The special session would be for legislators to vote on House Bill 41 and allow for Pennsylvania voters to consider a referendum during the May primary.

Governor Tom Wolf called for the special session with days left in his final term.

“For far too many Pennsylvanians, justice and healing for the pain they’ve experienced is out of reach,” said Wolf on Friday. “This special session is a critical step to allow the General Assembly to focus their work on this important, and potentially life-saving, task. No survivor should be denied the chance to hold their abuser accountable, regardless of how much time has passed.”

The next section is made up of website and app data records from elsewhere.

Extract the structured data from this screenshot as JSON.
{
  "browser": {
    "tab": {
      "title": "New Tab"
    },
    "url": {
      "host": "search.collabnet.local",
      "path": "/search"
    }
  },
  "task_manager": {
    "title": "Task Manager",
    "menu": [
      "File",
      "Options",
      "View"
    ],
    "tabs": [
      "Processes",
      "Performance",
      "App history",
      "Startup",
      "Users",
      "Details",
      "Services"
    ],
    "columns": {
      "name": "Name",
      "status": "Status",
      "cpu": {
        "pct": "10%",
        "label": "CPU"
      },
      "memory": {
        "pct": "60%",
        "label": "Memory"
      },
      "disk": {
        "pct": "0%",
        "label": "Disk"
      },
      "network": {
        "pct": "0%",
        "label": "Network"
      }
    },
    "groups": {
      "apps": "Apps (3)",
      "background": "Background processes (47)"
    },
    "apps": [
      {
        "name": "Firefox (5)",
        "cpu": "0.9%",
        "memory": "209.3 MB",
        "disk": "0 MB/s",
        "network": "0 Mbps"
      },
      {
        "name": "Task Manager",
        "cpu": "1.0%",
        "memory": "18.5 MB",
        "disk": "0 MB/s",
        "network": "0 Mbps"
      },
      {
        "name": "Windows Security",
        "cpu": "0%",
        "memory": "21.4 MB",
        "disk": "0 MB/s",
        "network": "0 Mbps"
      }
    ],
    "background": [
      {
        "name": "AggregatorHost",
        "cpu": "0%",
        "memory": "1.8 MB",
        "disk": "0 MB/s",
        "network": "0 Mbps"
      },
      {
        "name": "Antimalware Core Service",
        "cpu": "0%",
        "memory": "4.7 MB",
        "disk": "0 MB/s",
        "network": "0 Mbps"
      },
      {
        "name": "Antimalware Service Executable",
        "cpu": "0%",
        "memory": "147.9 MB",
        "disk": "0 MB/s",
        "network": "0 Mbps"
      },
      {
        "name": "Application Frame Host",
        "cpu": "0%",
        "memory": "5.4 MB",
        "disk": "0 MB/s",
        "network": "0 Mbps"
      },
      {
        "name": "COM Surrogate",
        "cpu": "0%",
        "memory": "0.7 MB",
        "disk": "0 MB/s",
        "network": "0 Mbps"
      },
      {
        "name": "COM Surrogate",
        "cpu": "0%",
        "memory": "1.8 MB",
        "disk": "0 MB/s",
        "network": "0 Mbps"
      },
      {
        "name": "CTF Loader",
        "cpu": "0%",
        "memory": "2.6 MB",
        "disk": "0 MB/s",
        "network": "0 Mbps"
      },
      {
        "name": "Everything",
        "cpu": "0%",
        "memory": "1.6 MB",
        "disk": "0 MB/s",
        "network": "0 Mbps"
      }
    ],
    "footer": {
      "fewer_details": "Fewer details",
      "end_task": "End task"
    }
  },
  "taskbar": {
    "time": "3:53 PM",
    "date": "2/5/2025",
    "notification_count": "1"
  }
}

In 2021, the General Assembly approved a proposed amendment to the Pennsylvania Constitution to provide for a two-year window for survivors of childhood sexual abuse to file previously time-barred claims.

Due to an error to advertise the proposed amendment, Pennsylvania Secretary of State Kathy Boockvar resigned in February 2021.

Governor Wolf’s proclamation for a special session also comes days after Rep. Mark Rozzi, a child sex abuse survivor and champion for fellow survivors, was elected Speaker of the House as an independent.

The governor is asking the General Assembly to pass the joint resolution no later than Jan. 27, days after his term is set to end. Democrat Attorney General and Gov.-elect Josh Shapiro will be sworn in on Jan. 17.

Speaker Rozzi issued a statement thanking the Governor and said the “amendment must be passed without delay.”

“We are on a tight timeline. Pursuant to our constitution, this amendment must pass both the House and the Senate by the first week of February to be placed on the May primary ballot. If we are late, we risk this life saving amendment not being placed on the ballot until the November General Election.  With that in mind, let me be clear: as long as I am the Speaker of the House of Representatives, the House will consider no other legislation until the General Assembly passes the language of Representative Gregory’s constitutional amendment.”

Republican Leader Bryan Cutler (R-Lancaster) responded to the special session being called saying “it is not in the best interest of the Commonwealth to do this work in special session, where we are required to only work on a single issue. Passing this Constitutional amendment was something we have done easily in the past and have already committed to running this session. We can do this work in regular session, while also addressing other urgent needs the people of Pennsylvania expect us to address in a timely manner.”

Cutler said he looks forward to working with Speaker Rozzi to set House rules, organize committees and begin the session’s work.

This is a developing story